- Input for this task -
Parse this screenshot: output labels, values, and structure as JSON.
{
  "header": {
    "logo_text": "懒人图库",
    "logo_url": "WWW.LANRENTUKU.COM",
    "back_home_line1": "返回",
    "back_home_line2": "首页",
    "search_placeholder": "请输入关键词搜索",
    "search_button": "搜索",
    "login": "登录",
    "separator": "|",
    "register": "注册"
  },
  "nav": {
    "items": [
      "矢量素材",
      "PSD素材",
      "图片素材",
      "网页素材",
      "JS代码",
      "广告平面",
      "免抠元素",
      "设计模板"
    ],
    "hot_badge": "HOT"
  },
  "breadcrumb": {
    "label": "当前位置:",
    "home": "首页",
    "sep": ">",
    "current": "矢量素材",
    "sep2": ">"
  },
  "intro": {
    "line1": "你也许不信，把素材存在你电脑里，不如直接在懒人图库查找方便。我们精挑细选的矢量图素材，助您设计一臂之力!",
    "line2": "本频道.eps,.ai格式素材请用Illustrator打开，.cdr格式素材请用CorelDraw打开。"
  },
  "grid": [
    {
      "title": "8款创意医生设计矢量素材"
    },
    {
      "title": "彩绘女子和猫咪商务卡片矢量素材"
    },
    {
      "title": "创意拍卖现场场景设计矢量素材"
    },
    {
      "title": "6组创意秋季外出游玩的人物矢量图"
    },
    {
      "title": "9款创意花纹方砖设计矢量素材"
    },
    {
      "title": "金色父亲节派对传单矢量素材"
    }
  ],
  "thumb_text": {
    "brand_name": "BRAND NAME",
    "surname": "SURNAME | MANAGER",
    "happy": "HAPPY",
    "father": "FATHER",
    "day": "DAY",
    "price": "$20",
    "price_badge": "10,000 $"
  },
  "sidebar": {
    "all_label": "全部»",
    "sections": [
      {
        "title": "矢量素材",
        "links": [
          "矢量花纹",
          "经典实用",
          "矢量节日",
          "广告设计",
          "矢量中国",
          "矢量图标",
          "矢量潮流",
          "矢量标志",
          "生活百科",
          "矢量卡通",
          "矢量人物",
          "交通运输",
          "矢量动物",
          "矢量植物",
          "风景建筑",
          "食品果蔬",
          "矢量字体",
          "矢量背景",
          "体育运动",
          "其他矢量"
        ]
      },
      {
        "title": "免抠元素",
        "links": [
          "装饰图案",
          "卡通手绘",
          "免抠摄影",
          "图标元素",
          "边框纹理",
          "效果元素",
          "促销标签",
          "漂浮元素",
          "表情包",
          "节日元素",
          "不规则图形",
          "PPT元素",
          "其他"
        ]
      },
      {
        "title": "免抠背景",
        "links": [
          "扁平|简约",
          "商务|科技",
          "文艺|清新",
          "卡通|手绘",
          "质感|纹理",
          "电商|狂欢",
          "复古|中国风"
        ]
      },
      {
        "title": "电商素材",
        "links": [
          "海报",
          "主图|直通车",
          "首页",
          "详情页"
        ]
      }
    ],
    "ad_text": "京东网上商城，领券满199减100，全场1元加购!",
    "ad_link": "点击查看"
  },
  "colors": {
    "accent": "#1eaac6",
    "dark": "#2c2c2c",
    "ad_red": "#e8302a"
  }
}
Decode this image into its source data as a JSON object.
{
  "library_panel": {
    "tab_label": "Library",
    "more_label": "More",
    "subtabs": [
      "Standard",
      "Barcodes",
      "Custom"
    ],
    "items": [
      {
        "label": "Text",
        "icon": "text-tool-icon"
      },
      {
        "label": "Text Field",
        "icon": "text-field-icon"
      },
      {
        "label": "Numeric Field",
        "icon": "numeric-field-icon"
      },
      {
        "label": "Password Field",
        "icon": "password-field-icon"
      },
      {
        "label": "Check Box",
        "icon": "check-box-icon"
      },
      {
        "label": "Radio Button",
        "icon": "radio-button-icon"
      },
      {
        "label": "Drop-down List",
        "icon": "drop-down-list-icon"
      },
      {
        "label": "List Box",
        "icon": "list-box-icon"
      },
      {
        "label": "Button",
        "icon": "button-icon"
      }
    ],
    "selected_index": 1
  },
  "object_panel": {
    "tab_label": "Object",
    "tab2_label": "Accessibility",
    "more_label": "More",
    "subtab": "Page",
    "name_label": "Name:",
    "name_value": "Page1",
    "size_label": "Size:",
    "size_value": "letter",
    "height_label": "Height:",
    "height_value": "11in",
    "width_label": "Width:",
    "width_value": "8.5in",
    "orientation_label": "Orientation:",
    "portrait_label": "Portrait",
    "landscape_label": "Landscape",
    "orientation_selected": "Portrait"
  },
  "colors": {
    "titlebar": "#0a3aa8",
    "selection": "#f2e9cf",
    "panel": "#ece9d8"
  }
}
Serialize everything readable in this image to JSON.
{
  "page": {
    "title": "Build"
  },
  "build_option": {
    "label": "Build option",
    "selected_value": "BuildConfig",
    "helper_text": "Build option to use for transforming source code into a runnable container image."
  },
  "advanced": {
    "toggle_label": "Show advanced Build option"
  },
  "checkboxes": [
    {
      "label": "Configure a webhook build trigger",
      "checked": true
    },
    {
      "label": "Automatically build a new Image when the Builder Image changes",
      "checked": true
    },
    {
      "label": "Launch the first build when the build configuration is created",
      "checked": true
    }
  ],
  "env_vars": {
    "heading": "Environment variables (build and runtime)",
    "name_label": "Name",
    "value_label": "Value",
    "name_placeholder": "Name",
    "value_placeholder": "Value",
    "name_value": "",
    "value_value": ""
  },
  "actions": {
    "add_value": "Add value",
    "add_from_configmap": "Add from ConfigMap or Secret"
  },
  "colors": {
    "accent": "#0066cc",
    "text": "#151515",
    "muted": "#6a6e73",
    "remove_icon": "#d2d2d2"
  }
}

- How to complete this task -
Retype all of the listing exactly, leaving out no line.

- Exercise response -
Parse this screenshot: output labels, values, and structure as JSON.
{
  "header": {
    "logo_text": "懒人图库",
    "logo_url": "WWW.LANRENTUKU.COM",
    "back_home_line1": "返回",
    "back_home_line2": "首页",
    "search_placeholder": "请输入关键词搜索",
    "search_button": "搜索",
    "login": "登录",
    "separator": "|",
    "register": "注册"
  },
  "nav": {
    "items": [
      "矢量素材",
      "PSD素材",
      "图片素材",
      "网页素材",
      "JS代码",
      "广告平面",
      "免抠元素",
      "设计模板"
    ],
    "hot_badge": "HOT"
  },
  "breadcrumb": {
    "label": "当前位置:",
    "home": "首页",
    "sep": ">",
    "current": "矢量素材",
    "sep2": ">"
  },
  "intro": {
    "line1": "你也许不信，把素材存在你电脑里，不如直接在懒人图库查找方便。我们精挑细选的矢量图素材，助您设计一臂之力!",
    "line2": "本频道.eps,.ai格式素材请用Illustrator打开，.cdr格式素材请用CorelDraw打开。"
  },
  "grid": [
    {
      "title": "8款创意医生设计矢量素材"
    },
    {
      "title": "彩绘女子和猫咪商务卡片矢量素材"
    },
    {
      "title": "创意拍卖现场场景设计矢量素材"
    },
    {
      "title": "6组创意秋季外出游玩的人物矢量图"
    },
    {
      "title": "9款创意花纹方砖设计矢量素材"
    },
    {
      "title": "金色父亲节派对传单矢量素材"
    }
  ],
  "thumb_text": {
    "brand_name": "BRAND NAME",
    "surname": "SURNAME | MANAGER",
    "happy": "HAPPY",
    "father": "FATHER",
    "day": "DAY",
    "price": "$20",
    "price_badge": "10,000 $"
  },
  "sidebar": {
    "all_label": "全部»",
    "sections": [
      {
        "title": "矢量素材",
        "links": [
          "矢量花纹",
          "经典实用",
          "矢量节日",
          "广告设计",
          "矢量中国",
          "矢量图标",
          "矢量潮流",
          "矢量标志",
          "生活百科",
          "矢量卡通",
          "矢量人物",
          "交通运输",
          "矢量动物",
          "矢量植物",
          "风景建筑",
          "食品果蔬",
          "矢量字体",
          "矢量背景",
          "体育运动",
          "其他矢量"
        ]
      },
      {
        "title": "免抠元素",
        "links": [
          "装饰图案",
          "卡通手绘",
          "免抠摄影",
          "图标元素",
          "边框纹理",
          "效果元素",
          "促销标签",
          "漂浮元素",
          "表情包",
          "节日元素",
          "不规则图形",
          "PPT元素",
          "其他"
        ]
      },
      {
        "title": "免抠背景",
        "links": [
          "扁平|简约",
          "商务|科技",
          "文艺|清新",
          "卡通|手绘",
          "质感|纹理",
          "电商|狂欢",
          "复古|中国风"
        ]
      },
      {
        "title": "电商素材",
        "links": [
          "海报",
          "主图|直通车",
          "首页",
          "详情页"
        ]
      }
    ],
    "ad_text": "京东网上商城，领券满199减100，全场1元加购!",
    "ad_link": "点击查看"
  },
  "colors": {
    "accent": "#1eaac6",
    "dark": "#2c2c2c",
    "ad_red": "#e8302a"
  }
}
Decode this image into its source data as a JSON object.
{
  "library_panel": {
    "tab_label": "Library",
    "more_label": "More",
    "subtabs": [
      "Standard",
      "Barcodes",
      "Custom"
    ],
    "items": [
      {
        "label": "Text",
        "icon": "text-tool-icon"
      },
      {
        "label": "Text Field",
        "icon": "text-field-icon"
      },
      {
        "label": "Numeric Field",
        "icon": "numeric-field-icon"
      },
      {
        "label": "Password Field",
        "icon": "password-field-icon"
      },
      {
        "label": "Check Box",
        "icon": "check-box-icon"
      },
      {
        "label": "Radio Button",
        "icon": "radio-button-icon"
      },
      {
        "label": "Drop-down List",
        "icon": "drop-down-list-icon"
      },
      {
        "label": "List Box",
        "icon": "list-box-icon"
      },
      {
        "label": "Button",
        "icon": "button-icon"
      }
    ],
    "selected_index": 1
  },
  "object_panel": {
    "tab_label": "Object",
    "tab2_label": "Accessibility",
    "more_label": "More",
    "subtab": "Page",
    "name_label": "Name:",
    "name_value": "Page1",
    "size_label": "Size:",
    "size_value": "letter",
    "height_label": "Height:",
    "height_value": "11in",
    "width_label": "Width:",
    "width_value": "8.5in",
    "orientation_label": "Orientation:",
    "portrait_label": "Portrait",
    "landscape_label": "Landscape",
    "orientation_selected": "Portrait"
  },
  "colors": {
    "titlebar": "#0a3aa8",
    "selection": "#f2e9cf",
    "panel": "#ece9d8"
  }
}
Serialize everything readable in this image to JSON.
{
  "page": {
    "title": "Build"
  },
  "build_option": {
    "label": "Build option",
    "selected_value": "BuildConfig",
    "helper_text": "Build option to use for transforming source code into a runnable container image."
  },
  "advanced": {
    "toggle_label": "Show advanced Build option"
  },
  "checkboxes": [
    {
      "label": "Configure a webhook build trigger",
      "checked": true
    },
    {
      "label": "Automatically build a new Image when the Builder Image changes",
      "checked": true
    },
    {
      "label": "Launch the first build when the build configuration is created",
      "checked": true
    }
  ],
  "env_vars": {
    "heading": "Environment variables (build and runtime)",
    "name_label": "Name",
    "value_label": "Value",
    "name_placeholder": "Name",
    "value_placeholder": "Value",
    "name_value": "",
    "value_value": ""
  },
  "actions": {
    "add_value": "Add value",
    "add_from_configmap": "Add from ConfigMap or Secret"
  },
  "colors": {
    "accent": "#0066cc",
    "text": "#151515",
    "muted": "#6a6e73",
    "remove_icon": "#d2d2d2"
  }
}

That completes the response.